*What is needed*. Look for "root" in the records and copy every line that has it.

[Page and application data records]
+===+

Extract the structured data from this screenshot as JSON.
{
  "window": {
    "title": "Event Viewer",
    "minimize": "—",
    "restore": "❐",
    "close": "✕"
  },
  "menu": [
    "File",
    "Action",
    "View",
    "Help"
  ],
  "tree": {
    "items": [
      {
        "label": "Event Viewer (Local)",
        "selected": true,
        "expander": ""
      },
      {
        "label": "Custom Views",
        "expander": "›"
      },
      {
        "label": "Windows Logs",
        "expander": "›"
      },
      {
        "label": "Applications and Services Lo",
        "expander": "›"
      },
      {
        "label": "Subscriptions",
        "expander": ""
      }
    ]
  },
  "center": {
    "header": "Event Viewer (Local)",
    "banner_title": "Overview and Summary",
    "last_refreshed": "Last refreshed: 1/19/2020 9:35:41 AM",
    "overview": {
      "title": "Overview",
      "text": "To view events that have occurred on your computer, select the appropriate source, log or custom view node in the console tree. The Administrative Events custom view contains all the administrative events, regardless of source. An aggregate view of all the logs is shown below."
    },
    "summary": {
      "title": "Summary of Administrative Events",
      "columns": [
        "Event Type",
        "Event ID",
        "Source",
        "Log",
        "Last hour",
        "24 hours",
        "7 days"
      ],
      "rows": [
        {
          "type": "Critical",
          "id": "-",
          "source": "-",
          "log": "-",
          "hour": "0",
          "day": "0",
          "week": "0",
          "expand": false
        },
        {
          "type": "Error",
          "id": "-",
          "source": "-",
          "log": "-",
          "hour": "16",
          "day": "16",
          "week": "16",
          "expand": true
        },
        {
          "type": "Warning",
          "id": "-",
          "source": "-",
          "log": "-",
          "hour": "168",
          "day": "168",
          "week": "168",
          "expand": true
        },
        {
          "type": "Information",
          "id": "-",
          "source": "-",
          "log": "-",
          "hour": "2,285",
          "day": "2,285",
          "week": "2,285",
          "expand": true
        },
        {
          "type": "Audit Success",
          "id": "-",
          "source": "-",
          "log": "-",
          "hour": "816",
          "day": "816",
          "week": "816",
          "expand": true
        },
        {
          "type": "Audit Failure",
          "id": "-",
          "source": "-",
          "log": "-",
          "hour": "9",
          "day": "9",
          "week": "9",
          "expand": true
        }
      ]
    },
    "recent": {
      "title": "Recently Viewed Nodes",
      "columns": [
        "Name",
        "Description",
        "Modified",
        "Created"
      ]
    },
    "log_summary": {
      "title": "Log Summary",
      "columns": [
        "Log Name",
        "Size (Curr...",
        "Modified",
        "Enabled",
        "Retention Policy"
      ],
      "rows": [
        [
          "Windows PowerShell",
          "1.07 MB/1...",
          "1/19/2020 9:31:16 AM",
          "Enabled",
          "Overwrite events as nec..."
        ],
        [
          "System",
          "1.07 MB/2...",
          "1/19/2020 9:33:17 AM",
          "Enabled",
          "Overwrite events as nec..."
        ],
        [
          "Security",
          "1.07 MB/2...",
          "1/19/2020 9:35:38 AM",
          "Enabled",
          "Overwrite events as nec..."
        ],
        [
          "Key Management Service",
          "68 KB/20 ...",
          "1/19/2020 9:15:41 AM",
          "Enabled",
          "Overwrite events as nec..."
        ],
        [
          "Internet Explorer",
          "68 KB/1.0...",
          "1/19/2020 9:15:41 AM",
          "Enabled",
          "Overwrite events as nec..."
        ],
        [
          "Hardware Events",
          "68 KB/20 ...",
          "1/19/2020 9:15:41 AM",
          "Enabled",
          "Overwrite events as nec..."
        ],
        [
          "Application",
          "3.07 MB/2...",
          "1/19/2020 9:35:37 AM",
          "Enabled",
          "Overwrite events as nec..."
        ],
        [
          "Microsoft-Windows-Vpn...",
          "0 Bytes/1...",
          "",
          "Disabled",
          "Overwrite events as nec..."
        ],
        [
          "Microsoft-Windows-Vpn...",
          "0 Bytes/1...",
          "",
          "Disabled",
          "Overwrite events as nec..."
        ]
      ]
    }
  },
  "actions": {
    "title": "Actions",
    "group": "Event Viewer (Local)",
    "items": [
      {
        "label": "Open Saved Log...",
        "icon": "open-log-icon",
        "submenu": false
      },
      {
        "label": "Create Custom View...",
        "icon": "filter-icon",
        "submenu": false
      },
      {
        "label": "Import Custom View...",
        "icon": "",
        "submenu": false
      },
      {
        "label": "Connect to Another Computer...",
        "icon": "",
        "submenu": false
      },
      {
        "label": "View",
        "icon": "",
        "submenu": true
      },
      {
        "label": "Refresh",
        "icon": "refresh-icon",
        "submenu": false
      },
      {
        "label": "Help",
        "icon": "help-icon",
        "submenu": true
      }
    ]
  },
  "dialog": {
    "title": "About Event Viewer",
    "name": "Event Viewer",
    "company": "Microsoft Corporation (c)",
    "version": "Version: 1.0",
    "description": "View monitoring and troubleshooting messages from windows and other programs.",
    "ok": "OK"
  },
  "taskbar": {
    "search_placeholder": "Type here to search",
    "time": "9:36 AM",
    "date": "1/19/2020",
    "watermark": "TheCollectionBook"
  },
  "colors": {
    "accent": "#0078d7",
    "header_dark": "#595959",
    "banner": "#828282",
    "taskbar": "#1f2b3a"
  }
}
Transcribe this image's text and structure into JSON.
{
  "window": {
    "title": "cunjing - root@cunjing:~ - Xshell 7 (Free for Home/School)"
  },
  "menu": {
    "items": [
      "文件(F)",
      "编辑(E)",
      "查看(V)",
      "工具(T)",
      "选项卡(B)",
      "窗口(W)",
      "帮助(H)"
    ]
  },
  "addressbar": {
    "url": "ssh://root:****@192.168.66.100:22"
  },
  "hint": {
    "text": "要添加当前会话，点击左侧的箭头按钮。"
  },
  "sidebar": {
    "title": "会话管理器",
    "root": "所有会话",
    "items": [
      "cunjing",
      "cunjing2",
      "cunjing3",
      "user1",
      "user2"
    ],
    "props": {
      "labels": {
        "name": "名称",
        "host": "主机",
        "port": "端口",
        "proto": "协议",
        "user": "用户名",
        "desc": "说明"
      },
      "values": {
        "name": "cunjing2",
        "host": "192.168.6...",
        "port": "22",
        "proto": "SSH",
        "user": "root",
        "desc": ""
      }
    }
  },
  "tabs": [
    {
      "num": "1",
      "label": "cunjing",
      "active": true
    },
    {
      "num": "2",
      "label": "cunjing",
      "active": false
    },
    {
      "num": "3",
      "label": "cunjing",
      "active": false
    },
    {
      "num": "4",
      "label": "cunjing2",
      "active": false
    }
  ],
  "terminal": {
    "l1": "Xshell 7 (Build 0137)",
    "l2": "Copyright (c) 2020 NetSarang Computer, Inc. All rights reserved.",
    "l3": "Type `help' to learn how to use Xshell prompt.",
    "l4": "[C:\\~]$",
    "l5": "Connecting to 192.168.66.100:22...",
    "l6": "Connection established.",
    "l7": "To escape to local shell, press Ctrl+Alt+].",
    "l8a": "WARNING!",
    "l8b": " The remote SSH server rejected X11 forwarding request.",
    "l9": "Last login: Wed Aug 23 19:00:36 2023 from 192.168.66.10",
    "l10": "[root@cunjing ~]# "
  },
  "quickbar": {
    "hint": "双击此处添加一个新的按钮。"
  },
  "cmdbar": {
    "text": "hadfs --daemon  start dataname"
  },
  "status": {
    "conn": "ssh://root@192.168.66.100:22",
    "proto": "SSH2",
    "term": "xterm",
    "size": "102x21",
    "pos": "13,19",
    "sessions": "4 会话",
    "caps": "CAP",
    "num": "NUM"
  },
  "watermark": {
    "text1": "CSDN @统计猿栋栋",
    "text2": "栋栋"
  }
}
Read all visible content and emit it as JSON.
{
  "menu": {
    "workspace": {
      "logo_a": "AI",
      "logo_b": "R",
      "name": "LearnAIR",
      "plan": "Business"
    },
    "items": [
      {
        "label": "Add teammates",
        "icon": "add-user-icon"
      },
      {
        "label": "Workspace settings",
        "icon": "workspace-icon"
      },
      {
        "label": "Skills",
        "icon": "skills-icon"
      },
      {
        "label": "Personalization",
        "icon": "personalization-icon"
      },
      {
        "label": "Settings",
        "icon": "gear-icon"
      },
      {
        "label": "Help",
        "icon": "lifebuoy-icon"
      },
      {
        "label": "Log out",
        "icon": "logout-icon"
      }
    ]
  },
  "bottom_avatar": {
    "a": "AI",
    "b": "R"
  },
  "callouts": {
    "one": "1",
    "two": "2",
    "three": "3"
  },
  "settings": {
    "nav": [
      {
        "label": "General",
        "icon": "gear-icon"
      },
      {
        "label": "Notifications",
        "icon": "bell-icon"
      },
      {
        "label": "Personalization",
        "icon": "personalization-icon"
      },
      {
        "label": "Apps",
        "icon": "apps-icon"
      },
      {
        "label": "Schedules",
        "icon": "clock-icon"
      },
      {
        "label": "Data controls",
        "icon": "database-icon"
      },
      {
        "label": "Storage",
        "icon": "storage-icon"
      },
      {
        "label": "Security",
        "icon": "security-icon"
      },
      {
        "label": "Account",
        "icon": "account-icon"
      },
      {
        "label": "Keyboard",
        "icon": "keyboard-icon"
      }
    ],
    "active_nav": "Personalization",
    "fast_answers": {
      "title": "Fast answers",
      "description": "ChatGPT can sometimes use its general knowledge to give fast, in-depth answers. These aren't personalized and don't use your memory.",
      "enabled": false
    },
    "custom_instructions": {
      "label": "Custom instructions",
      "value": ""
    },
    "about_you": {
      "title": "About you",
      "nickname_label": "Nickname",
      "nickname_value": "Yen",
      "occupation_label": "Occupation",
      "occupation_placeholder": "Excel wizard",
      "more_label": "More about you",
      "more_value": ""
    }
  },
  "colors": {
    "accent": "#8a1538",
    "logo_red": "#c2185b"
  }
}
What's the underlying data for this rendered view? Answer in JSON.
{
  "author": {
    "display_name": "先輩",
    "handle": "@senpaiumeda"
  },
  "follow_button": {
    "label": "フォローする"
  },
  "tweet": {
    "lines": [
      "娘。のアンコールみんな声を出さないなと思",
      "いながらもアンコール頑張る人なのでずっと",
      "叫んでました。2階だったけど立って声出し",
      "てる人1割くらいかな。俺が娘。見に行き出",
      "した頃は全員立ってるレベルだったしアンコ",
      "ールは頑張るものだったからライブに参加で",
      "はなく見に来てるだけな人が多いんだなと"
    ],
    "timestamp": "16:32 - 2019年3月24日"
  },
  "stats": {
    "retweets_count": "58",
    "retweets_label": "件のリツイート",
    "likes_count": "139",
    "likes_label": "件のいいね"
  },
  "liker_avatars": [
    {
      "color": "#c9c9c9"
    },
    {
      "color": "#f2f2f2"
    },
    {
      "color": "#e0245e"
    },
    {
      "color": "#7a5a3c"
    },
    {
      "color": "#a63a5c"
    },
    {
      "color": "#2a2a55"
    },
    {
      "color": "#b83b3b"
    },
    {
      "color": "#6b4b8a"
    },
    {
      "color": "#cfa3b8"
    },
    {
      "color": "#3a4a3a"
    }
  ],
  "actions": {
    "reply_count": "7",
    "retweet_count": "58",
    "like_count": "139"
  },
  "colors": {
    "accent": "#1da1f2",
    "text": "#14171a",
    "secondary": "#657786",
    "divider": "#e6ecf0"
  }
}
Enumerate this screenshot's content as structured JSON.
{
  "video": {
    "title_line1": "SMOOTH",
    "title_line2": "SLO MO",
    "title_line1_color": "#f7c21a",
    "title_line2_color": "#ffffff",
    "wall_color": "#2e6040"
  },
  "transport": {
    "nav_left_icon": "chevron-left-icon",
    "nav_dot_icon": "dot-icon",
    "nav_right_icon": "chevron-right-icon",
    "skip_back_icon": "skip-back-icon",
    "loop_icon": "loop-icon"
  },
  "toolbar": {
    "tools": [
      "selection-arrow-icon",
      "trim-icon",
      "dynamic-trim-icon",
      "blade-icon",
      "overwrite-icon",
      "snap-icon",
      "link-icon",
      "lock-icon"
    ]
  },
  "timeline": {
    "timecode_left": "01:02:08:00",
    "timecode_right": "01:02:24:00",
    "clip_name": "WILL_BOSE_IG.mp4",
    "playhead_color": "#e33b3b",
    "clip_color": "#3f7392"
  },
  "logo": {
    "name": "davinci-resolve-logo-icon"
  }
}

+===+

*Written response*.
    "title": "cunjing - root@cunjing:~ - Xshell 7 (Free for Home/School)"
    "url": "ssh://root:****@192.168.66.100:22"
    "root": "所有会话",
        "user": "root",
    "l10": "[root@cunjing ~]# "
    "conn": "ssh://root@192.168.66.100:22",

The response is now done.